First a word about the behavioral methods of timed voiding, bladder retraining, and prompted voiding. Timed voiding prevents incontinence episodes by creating a fixed time interval between micturitions. In contrast, for bladder retraining, the time interval is not fixed and therefore can be gradually increased to "train" the bladder to resist the urge and drain less frequently.5 Bladder retraining is based on the hypothesis that conscious efforts to suppress sensory stimuli will reestablish cortical control over an overactive bladder.3 Finally, prompted voiding, often used in institutionalized, cognitively impaired patients, requires a caregiver who reminds a patient to void periodically, to make her aware and prevent leakage accidents.5
A retrospective review of 50 patients with OAB with or without UUI who underwent timed voiding found that 80% said they were cured or improved at discharge.6 Another investigator looked at prompted voiding in a prospective cross-over study of 19 cognitively impaired homebound adults. The group treated had a 60% reduction in daytime incontinent episodes (vs. a 37% reduction for controls). After the controls crossed over to the treatment group, there was an additional 22% reduction.7 However, not all studies are this positive. One retrospective study revealed that bladder retraining may not be as successful as once thought, due to poor patient compliance: Of women recommended for telephone-based bladder retraining, 55% failed to complete the training.8

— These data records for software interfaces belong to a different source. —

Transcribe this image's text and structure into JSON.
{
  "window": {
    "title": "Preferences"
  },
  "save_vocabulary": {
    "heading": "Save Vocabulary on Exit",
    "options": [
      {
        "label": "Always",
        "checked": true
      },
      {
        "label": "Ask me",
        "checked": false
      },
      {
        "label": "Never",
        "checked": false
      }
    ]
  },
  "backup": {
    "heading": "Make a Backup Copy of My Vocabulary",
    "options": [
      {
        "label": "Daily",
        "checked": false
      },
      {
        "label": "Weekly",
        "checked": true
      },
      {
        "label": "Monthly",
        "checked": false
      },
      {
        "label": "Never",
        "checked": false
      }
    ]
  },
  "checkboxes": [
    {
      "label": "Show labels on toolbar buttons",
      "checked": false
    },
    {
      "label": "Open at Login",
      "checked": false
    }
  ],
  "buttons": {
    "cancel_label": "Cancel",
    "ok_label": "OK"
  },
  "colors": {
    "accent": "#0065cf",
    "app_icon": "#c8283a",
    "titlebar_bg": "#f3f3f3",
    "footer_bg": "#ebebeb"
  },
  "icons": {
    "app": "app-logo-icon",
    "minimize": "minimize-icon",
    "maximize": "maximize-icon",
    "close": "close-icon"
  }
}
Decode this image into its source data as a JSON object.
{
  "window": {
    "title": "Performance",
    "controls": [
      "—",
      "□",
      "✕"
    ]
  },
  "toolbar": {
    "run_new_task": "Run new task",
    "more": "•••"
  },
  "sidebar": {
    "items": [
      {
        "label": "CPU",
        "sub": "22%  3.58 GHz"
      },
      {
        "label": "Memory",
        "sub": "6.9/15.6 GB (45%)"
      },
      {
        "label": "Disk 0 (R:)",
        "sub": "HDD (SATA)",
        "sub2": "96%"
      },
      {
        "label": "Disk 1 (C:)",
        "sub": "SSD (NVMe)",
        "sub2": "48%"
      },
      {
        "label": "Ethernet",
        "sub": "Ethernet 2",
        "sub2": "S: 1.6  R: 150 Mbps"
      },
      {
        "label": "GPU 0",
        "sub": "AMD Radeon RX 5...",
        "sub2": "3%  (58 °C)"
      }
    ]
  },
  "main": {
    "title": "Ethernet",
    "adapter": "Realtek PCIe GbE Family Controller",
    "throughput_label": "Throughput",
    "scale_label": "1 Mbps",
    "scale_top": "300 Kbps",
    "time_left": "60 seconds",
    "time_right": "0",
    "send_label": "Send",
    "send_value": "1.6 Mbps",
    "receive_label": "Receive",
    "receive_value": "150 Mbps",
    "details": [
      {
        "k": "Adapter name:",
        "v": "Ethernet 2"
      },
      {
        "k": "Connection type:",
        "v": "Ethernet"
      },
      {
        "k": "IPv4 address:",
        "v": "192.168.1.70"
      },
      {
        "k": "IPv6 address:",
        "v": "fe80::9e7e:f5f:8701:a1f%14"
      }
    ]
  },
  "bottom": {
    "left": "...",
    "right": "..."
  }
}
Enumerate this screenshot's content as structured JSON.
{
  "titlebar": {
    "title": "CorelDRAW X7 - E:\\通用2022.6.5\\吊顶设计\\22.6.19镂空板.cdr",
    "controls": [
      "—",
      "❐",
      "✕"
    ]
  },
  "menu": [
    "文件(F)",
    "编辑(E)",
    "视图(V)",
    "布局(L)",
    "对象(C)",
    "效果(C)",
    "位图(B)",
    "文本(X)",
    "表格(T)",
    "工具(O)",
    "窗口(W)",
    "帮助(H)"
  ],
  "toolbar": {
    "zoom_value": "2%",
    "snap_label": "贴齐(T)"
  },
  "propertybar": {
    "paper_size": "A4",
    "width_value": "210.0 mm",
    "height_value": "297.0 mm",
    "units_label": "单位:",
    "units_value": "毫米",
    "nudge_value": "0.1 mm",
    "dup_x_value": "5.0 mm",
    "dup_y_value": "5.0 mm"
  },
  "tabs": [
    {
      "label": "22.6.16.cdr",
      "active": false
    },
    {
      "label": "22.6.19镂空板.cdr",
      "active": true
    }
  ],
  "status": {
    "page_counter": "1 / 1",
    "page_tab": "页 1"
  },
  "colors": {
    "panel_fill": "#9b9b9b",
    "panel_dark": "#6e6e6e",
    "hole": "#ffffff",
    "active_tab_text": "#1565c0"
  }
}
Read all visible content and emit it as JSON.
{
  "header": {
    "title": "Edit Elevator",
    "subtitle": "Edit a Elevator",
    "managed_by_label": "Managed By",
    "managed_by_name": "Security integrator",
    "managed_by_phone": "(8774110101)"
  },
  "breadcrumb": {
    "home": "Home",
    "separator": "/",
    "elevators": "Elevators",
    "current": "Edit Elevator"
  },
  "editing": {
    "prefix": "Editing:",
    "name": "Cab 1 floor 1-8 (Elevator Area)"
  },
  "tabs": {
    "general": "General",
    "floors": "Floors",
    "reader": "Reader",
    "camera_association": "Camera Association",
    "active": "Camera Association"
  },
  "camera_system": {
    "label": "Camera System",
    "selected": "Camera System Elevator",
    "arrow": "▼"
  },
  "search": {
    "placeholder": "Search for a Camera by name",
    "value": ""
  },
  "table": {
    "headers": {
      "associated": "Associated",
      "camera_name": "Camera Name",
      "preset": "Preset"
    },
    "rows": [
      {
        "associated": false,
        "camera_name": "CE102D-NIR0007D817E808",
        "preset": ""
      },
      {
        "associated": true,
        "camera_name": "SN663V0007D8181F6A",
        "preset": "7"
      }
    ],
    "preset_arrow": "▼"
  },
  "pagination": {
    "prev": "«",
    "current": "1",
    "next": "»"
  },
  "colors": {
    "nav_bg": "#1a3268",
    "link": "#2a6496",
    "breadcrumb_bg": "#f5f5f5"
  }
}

Discovered in 1963 when an electrode was first implanted into the periurethral muscles, electrical stimulation for incontinence is thought to work by stimulating the pudendal nerve afferents, with the efferents causing the striated pelvic muscles to contract. It's believed that the striated muscle action inhibits inappropriate detrusor activity. [Implantable and nonimplantable devices can be applied to the legs, vagina, anus, and pelvic muscles to treat stress, urge, and mixed incontinence. Since 1977, a number of US trials-including randomized controlled trials (RCTs)-have supported this therapy.9 ]